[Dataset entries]
********************

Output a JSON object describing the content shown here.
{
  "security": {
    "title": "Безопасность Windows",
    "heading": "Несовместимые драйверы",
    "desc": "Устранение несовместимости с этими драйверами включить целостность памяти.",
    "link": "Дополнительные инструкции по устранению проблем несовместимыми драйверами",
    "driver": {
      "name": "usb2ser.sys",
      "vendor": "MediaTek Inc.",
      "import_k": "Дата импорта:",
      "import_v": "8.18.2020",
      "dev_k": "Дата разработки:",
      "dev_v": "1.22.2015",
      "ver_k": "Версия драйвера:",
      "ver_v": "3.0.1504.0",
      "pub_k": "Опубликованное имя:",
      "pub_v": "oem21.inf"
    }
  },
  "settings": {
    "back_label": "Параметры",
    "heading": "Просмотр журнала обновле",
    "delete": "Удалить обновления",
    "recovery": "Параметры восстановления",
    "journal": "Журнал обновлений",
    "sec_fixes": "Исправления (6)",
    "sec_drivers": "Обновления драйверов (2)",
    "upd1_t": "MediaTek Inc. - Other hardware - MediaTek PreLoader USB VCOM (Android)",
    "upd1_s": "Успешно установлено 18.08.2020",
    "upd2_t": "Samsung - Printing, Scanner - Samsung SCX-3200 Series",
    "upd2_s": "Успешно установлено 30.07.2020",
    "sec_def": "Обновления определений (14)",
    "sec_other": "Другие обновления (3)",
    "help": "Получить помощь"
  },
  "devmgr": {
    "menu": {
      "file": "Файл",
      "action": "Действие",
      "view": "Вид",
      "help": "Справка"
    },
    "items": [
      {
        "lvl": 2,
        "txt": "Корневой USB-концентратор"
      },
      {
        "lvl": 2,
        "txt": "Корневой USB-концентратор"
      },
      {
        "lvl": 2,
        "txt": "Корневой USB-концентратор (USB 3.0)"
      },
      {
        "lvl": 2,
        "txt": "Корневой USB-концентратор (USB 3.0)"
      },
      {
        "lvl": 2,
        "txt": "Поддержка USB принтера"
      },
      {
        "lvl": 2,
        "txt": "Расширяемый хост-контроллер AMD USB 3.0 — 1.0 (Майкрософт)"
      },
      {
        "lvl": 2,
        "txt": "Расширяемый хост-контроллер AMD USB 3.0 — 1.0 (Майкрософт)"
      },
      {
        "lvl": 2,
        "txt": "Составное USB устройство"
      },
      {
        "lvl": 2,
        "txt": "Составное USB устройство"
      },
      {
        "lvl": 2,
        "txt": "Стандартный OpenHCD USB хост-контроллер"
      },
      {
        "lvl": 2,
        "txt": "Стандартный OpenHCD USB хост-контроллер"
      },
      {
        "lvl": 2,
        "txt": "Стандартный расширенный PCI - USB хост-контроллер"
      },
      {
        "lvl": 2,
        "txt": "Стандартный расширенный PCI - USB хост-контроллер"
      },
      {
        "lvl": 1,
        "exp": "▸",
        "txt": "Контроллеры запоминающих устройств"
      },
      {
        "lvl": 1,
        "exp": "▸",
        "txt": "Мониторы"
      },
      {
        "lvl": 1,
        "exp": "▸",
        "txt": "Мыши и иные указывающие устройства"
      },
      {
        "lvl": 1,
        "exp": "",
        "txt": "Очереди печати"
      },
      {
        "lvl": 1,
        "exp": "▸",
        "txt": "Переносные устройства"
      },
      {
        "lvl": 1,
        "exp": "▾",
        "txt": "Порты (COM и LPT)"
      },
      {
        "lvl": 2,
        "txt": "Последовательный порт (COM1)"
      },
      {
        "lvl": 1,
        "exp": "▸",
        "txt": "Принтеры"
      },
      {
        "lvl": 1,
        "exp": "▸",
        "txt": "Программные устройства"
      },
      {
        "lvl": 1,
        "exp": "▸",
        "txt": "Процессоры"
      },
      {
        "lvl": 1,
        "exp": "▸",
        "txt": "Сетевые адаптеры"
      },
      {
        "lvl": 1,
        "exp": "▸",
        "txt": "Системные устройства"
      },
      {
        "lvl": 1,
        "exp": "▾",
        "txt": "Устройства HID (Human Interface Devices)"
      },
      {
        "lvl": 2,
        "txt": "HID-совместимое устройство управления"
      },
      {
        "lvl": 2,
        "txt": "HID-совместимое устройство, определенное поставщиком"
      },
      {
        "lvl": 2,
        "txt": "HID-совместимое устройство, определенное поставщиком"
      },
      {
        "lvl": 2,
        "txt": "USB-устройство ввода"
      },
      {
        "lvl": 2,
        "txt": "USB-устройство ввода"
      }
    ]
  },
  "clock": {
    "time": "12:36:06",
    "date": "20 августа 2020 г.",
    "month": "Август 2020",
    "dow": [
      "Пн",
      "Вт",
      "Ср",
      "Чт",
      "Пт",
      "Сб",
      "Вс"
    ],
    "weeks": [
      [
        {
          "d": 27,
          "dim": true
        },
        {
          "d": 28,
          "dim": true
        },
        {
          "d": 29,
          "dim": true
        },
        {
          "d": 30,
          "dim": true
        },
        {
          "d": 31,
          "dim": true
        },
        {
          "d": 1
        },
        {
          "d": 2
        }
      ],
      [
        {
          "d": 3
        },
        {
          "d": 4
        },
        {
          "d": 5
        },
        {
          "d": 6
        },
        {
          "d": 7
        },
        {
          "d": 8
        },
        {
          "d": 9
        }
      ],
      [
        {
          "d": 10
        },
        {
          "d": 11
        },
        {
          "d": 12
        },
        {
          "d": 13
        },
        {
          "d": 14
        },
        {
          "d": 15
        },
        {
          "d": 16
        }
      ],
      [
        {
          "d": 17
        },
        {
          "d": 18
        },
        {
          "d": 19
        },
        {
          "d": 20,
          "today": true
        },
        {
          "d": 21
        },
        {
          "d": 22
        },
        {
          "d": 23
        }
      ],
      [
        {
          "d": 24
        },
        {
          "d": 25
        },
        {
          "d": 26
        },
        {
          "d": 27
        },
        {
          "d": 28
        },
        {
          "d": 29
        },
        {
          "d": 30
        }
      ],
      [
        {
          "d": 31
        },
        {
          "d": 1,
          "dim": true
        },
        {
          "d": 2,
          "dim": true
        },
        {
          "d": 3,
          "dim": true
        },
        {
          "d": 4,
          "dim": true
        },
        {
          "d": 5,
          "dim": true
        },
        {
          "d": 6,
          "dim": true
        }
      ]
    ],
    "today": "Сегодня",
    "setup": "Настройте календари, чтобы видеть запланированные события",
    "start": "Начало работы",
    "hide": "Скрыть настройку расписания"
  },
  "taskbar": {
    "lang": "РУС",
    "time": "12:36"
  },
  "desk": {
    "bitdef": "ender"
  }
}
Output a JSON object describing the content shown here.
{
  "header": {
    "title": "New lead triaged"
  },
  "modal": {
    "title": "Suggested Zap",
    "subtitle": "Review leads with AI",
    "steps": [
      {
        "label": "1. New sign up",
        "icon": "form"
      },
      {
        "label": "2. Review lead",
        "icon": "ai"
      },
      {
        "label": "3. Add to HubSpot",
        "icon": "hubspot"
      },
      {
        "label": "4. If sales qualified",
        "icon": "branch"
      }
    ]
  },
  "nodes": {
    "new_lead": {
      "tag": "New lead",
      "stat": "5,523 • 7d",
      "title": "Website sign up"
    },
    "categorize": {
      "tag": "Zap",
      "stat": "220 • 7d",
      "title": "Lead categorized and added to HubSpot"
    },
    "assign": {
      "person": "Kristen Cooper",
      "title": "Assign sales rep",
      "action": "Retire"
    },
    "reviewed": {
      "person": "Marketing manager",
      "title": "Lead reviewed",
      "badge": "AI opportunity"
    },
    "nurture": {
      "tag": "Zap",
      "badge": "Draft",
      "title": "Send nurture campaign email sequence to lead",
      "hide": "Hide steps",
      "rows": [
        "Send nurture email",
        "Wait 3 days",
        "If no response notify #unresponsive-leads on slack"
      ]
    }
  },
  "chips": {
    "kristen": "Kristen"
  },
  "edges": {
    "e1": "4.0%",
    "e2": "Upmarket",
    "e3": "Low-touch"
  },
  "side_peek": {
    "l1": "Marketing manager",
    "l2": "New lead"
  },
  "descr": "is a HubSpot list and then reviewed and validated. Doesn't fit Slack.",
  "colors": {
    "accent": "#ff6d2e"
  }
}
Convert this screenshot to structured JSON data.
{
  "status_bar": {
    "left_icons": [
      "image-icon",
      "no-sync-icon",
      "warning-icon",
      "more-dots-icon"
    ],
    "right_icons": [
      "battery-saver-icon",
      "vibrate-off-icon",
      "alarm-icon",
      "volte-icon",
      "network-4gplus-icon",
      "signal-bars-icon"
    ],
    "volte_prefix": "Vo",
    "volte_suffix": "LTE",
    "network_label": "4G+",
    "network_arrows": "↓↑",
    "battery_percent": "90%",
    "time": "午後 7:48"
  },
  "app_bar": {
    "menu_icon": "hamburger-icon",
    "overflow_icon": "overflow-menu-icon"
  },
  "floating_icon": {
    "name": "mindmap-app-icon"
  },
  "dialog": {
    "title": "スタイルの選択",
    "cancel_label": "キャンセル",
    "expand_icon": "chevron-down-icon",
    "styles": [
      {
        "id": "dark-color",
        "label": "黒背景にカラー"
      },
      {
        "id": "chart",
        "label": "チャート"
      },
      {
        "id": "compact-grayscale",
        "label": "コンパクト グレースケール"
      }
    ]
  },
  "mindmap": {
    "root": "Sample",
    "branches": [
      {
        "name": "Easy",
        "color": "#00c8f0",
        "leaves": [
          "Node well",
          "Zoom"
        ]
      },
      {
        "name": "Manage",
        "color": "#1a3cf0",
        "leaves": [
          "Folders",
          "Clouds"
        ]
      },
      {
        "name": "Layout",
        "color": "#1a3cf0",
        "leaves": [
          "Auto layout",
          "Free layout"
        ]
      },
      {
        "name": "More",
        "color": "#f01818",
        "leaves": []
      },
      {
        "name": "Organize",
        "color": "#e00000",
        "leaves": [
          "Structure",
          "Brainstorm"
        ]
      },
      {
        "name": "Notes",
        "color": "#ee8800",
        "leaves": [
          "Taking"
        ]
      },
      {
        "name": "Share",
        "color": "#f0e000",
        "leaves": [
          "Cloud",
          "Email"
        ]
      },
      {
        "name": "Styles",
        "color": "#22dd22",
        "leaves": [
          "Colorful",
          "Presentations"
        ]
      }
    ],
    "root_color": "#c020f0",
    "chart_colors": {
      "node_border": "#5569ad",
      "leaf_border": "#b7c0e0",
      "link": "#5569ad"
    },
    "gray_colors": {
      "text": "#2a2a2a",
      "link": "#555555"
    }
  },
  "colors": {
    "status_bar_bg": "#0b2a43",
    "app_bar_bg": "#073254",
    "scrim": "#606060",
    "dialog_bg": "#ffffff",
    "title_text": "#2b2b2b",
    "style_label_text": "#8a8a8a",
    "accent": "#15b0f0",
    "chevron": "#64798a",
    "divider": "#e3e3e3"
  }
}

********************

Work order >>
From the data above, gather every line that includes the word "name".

Task solution >>
      "name": "usb2ser.sys",
    "name": "mindmap-app-icon"
        "name": "Easy",
        "name": "Manage",
        "name": "Layout",
        "name": "More",
        "name": "Organize",
        "name": "Notes",
        "name": "Share",
        "name": "Styles",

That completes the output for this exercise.